Sometimes it got me thinking, that maybe those people who are like dogs that bark on the street, holler purposely to be heard by those seemingly deaf and emotionally unresponsive people in the government. Oh, what a pity to be deprived of things which are essential in life. How a man, an ever industrious man could find ways making both ends meet if the job (should I say job) he has can’t even afford a sumptuous meal for his family.
Barking or the job of a barker as viewed by many are for people who are indolent as they’re doing an unimportant task that even without them, drivers can still manage to run well. What’s the use of signboard, anyway? True at some point but did it ever occur on you, that instead of staying at home waiting for that precious guava to fall on their mouths as what being depicted on Juan tamad’s story or instead of declaring hold –up to a nearby bank for an easy money, there they are at the street burning themselves in exchange for one peso coin.
I rather call them victim than accuse them of being a sloth, victim of the so called political avarice that consumes the one who is seated in the desk of power; the powerful ones who by virtue were tasked to help uplift the lives of the disadvantaged masses but because of greed have turned their backs on and succumbed to be milking them, instead.
Once in my trip going home, I have had a chance to talk with a jeepney driver and happened to bump upon a topic which is barking. He began with a slight irritation on his face while divulging his utter dismay against the barker. They consider them as a competitor in business that sometimes they engage in a feud involving money. The driver cited that if only these sun-drenched fellows may be given the chance to find a job on which they will not look like a parasite sucking money from them in exchange for a trivial service, then things will flow even better. Drivers to some extent are mad and sympathetic at times. They compulsorily dish out fraction of their income to the barkers, inadvertently believing as if these things were under normal scenario.
Jobs, especially here in the Philippines are like diamonds, though many will object but I have witnessed it to be factual. Many of us settle for less, trying to be okay with a profession not even related with what we have studied back in College. More so with those people who never had the chance to be acquainted with what we call –school, they will never end up having that diamond. Thus I pity the barkers who are deprived, undervalued and even unrecognized by the authorities who were capable of changing their lives.
I’ve known a barker before whose name is Alvin and like many others, he felt as if he was anesthetized by the worsening scenario of our country. Often I would hear him saying “Let it be” three words that convey an utter hopelessness, of giving up and acceptance that things will remain perpetually that way.

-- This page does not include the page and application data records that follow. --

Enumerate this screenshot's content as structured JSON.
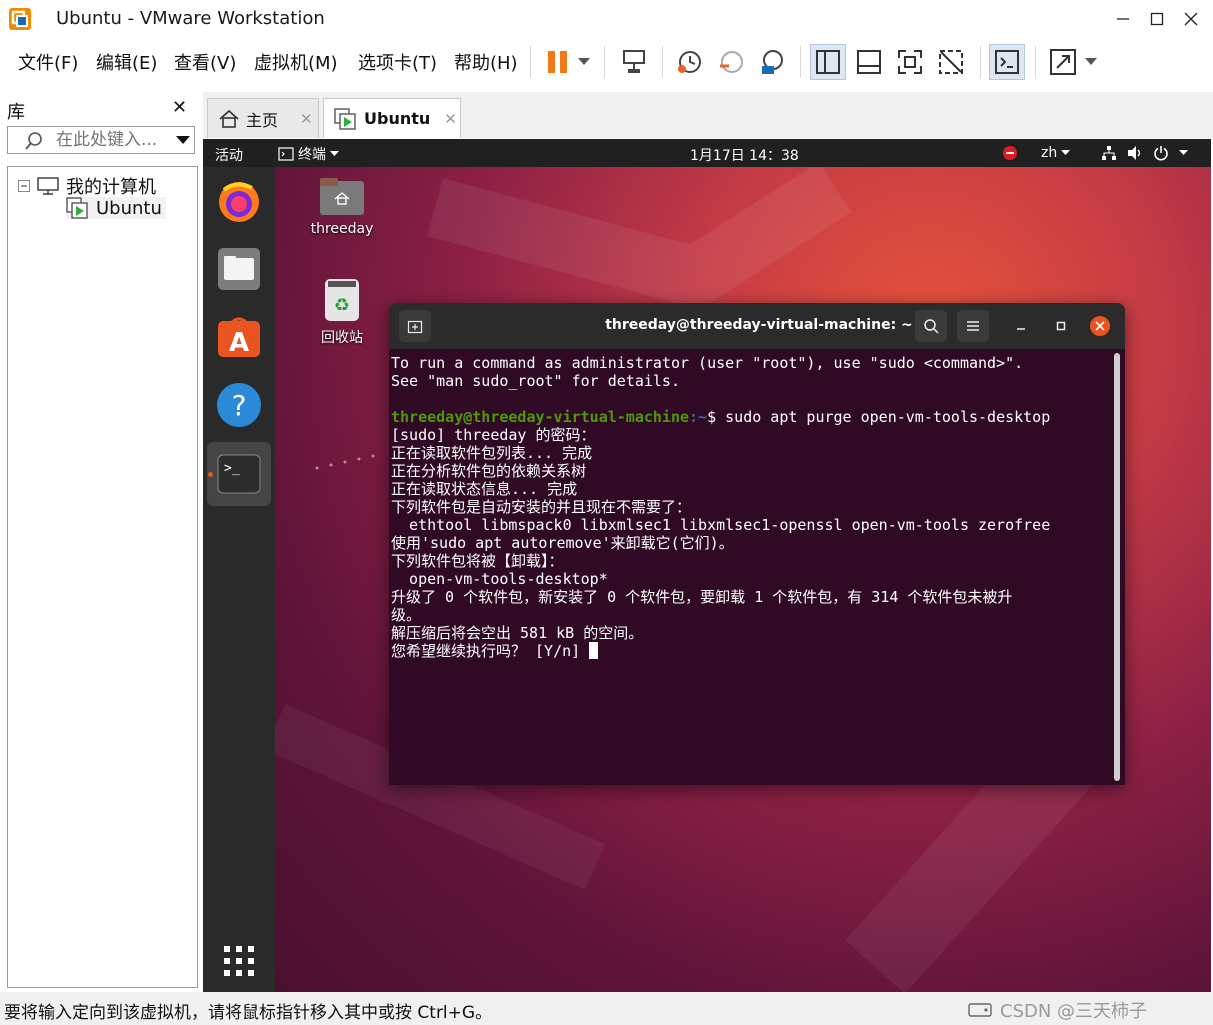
{
  "window": {
    "title": "Ubuntu - VMware Workstation"
  },
  "menu": [
    "文件(F)",
    "编辑(E)",
    "查看(V)",
    "虚拟机(M)",
    "选项卡(T)",
    "帮助(H)"
  ],
  "library": {
    "title": "库",
    "search_placeholder": "在此处键入...",
    "tree": {
      "root": "我的计算机",
      "child": "Ubuntu"
    }
  },
  "tabs": [
    {
      "label": "主页"
    },
    {
      "label": "Ubuntu"
    }
  ],
  "ubuntu": {
    "activities": "活动",
    "app_menu": "终端",
    "clock": "1月17日 14：38",
    "lang": "zh",
    "desktop_icons": [
      "threeday",
      "回收站"
    ]
  },
  "terminal": {
    "title": "threeday@threeday-virtual-machine: ~",
    "lines": [
      "To run a command as administrator (user \"root\"), use \"sudo <command>\".",
      "See \"man sudo_root\" for details.",
      "",
      "[sudo] threeday 的密码：",
      "正在读取软件包列表... 完成",
      "正在分析软件包的依赖关系树",
      "正在读取状态信息... 完成",
      "下列软件包是自动安装的并且现在不需要了：",
      "  ethtool libmspack0 libxmlsec1 libxmlsec1-openssl open-vm-tools zerofree",
      "使用'sudo apt autoremove'来卸载它(它们)。",
      "下列软件包将被【卸载】：",
      "  open-vm-tools-desktop*",
      "升级了 0 个软件包，新安装了 0 个软件包，要卸载 1 个软件包，有 314 个软件包未被升",
      "级。",
      "解压缩后将会空出 581 kB 的空间。"
    ],
    "prompt_user": "threeday@threeday-virtual-machine",
    "prompt_path": ":~",
    "prompt_cmd": "$ sudo apt purge open-vm-tools-desktop",
    "last_line": "您希望继续执行吗？ [Y/n] "
  },
  "status": {
    "text": "要将输入定向到该虚拟机，请将鼠标指针移入其中或按 Ctrl+G。",
    "watermark": "CSDN @三天柿子"
  },
  "colors": {
    "accent": "#e95420",
    "prompt_user": "#4e9a06",
    "prompt_path": "#3465a4",
    "terminal_bg": "#300a24"
  }
}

Now I have one say to the government: Fuel a change or let those barkers be like dogs forever.